Task prompt -> Output the full listing below exactly as it reads, and skip anything that is a picture.

Recorded information ->
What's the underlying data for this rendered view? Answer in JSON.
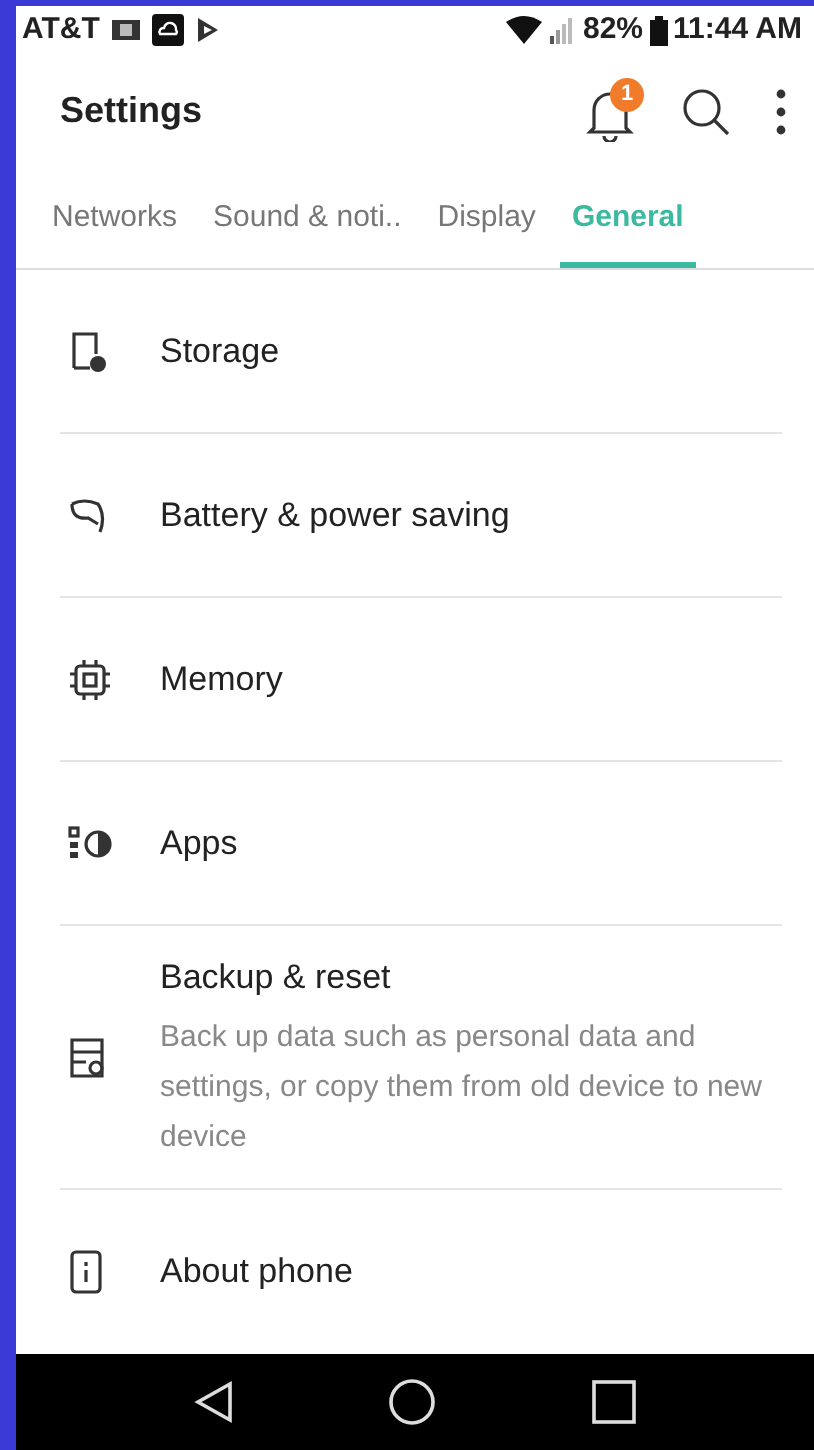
{
  "status_bar": {
    "carrier": "AT&T",
    "battery_percent": "82%",
    "time": "11:44 AM"
  },
  "header": {
    "title": "Settings",
    "notification_badge": "1"
  },
  "tabs": [
    {
      "label": "Networks",
      "selected": false
    },
    {
      "label": "Sound & noti..",
      "selected": false
    },
    {
      "label": "Display",
      "selected": false
    },
    {
      "label": "General",
      "selected": true
    }
  ],
  "items": [
    {
      "title": "Storage"
    },
    {
      "title": "Battery & power saving"
    },
    {
      "title": "Memory"
    },
    {
      "title": "Apps"
    },
    {
      "title": "Backup & reset",
      "description": "Back up data such as personal data and settings, or copy them from old device to new device"
    },
    {
      "title": "About phone"
    }
  ]
}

Task result ->
What's the underlying data for this rendered view? Answer in JSON.
{
  "status_bar": {
    "carrier": "AT&T",
    "battery_percent": "82%",
    "time": "11:44 AM"
  },
  "header": {
    "title": "Settings",
    "notification_badge": "1"
  },
  "tabs": [
    {
      "label": "Networks",
      "selected": false
    },
    {
      "label": "Sound & noti..",
      "selected": false
    },
    {
      "label": "Display",
      "selected": false
    },
    {
      "label": "General",
      "selected": true
    }
  ],
  "items": [
    {
      "title": "Storage"
    },
    {
      "title": "Battery & power saving"
    },
    {
      "title": "Memory"
    },
    {
      "title": "Apps"
    },
    {
      "title": "Backup & reset",
      "description": "Back up data such as personal data and settings, or copy them from old device to new device"
    },
    {
      "title": "About phone"
    }
  ]
}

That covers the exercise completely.